10 July 2017, 16:32
Eddie Izzard sat down with Heart to talk smashing stereotypes, going with the flow and whether there's a movie of his life in the pipeline.
Eddie Izzard first came on to our screens as a comedian in the 80s, but since then he's flourished in front of the camera as an actor and is perfectly happy at a political protest.
He always seems to be making the headlines but under a handful of different personas and now, Izzard has decided to spill the beans on his vibrant life. But why now?
"People assume that because you're transgender, the comedy is going to be all about make-up. You know, just two hours on stage just talking about make-up jokes.
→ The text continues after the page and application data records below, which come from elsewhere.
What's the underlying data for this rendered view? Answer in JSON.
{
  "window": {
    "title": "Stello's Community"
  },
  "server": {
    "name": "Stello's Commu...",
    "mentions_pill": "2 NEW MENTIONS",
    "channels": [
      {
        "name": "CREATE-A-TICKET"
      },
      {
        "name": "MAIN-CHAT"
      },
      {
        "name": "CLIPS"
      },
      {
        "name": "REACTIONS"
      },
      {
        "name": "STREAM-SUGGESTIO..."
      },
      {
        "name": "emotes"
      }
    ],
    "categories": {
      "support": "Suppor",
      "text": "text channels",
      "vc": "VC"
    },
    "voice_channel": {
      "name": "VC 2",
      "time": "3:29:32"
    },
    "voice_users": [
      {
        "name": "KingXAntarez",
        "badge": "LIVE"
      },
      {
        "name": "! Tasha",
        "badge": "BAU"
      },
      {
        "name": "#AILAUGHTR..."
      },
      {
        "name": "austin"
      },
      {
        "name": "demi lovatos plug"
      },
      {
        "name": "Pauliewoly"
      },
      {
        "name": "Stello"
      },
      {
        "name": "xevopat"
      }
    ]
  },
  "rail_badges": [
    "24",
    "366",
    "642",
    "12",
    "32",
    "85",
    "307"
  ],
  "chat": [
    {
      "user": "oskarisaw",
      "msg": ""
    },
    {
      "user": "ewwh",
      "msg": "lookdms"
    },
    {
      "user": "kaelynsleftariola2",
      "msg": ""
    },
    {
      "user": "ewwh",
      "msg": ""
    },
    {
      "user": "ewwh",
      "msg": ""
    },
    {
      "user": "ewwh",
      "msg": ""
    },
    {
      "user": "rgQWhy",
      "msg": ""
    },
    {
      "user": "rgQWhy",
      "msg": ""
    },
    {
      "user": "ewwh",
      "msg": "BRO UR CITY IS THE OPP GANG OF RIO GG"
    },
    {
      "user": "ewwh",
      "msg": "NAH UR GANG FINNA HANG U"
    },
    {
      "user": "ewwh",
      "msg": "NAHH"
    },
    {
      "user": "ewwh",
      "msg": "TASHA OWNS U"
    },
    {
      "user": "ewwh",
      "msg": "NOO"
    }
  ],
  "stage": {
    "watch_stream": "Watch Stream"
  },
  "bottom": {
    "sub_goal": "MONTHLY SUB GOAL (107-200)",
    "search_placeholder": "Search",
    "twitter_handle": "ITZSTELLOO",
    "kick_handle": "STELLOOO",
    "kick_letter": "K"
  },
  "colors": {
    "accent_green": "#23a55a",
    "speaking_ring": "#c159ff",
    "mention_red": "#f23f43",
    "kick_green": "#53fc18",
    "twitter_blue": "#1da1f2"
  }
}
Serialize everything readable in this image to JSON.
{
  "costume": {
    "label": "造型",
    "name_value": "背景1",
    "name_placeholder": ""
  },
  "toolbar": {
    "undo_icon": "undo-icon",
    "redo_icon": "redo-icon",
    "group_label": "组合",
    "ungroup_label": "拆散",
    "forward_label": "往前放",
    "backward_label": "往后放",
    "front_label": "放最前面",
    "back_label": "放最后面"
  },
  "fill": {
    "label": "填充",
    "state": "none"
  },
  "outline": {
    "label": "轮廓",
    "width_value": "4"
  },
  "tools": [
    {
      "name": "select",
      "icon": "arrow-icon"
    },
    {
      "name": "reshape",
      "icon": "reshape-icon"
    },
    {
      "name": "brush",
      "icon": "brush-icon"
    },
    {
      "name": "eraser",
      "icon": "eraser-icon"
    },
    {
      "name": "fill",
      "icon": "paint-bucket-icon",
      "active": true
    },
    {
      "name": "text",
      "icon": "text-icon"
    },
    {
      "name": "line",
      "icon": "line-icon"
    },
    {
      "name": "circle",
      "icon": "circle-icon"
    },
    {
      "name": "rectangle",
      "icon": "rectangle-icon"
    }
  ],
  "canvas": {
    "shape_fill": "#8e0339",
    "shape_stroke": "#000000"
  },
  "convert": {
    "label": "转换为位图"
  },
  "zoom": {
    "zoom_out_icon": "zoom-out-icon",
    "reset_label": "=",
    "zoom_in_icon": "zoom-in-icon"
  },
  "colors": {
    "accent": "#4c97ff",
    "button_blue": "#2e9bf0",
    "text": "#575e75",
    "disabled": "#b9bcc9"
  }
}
"This is a way of getting through the white noise, getting through to those people who put up blocks, to help them realise what I'm really all about."
However, Izzard, 50, has proved time and time again that he's a so much more than just a funny man.
Aside from performing his one-man-shows in German French and Spanish, he can speak Russian, Arabic and Italian, not to mention running 43 marathons in 52 days for Sport Relief in 2009, and 27 marathons in 27 days in South Africa last year ("I only run one a week now, to keep myself fit").
Undertaking these insane challenges coupled with coming out as a heterosexual transvestite when he was in his early teens, surely there's a movie in the making. We can see it now: "Eddie Izzard: The Movie". Would he ever do it?
Eddie Izzard at a campaign for Stand Up For Europe in 2016. Picture | PA
'Well, it could be but I don't know. I think I'm really boring.
"I think I'm a really boring person - maybe most people are at their base level and I just try to put layers of interestingness over my boringness, so that I seem interesting. Maybe I am interesting with running all of the marathons, and doing gigs in four languages and coming out 32 years ago, that adds together to at least be a conversation starter!"
Interesting doesn't cover it. From losing his mother when he was just six-years-old, to coming out as transvestite in his early teens, to finding success in comedy on the stage and behind the lens as an actor - seriously, is there anything this man cannot do?
Although Izzard no longer identifies as transvestite and instead prefers to be described as transgender, he doesn't always feel the need to wear make-up. He describes his style as "boy mode/girl mode" and just takes each day as it comes.
However, he is rarely seen without a fabulous set of claws.
"I do like the nails," he says, looking down at his deep read, manicured finger nails, "I work really hard on those. And I broke two and I immediately had to go and get them sorted out.
Izzard is a Crystal Palace football fan. Picture | PA
"It's the Gelish Queen of Hearts. I don't change colours much. I'm quite boyish like that. I think 'okay that works, let's just keep it that way'. I'm not like a girl who will often want to change it up and get a new look but I'm like no, I'll keep this. This works."
It's not been an easy ride for Izzard in the limelight, where TV stations often ask him what he's going to be wearing before coming on the show, just so that they can be prepared - an idea that perplexes him.
"[My style} is a bit more practical these days. If I'm performing a character in boy mode, then I tend to stay in boy mode except at weekends when I can go in to girl mode.
"I've missed a lot of like being able to be in girl mode so I've sort started to do a bit more of it. But I like to keep changing it around so that they can't pigeon hole you."
In someways we can't help but feel that when it comes to fashion, he's got the best of both worlds.
And does he have any tips and tricks?
"I taught myself make-up when I first came out in my early twenties, but you just have to practice, practice, practice. Get feedback from your friends and just experiment a hell of a lot to find what works for you."
Believe Me: A Memoir of Love, Death and Jazz Chickens by Eddie Izzard (Penguin), is out now.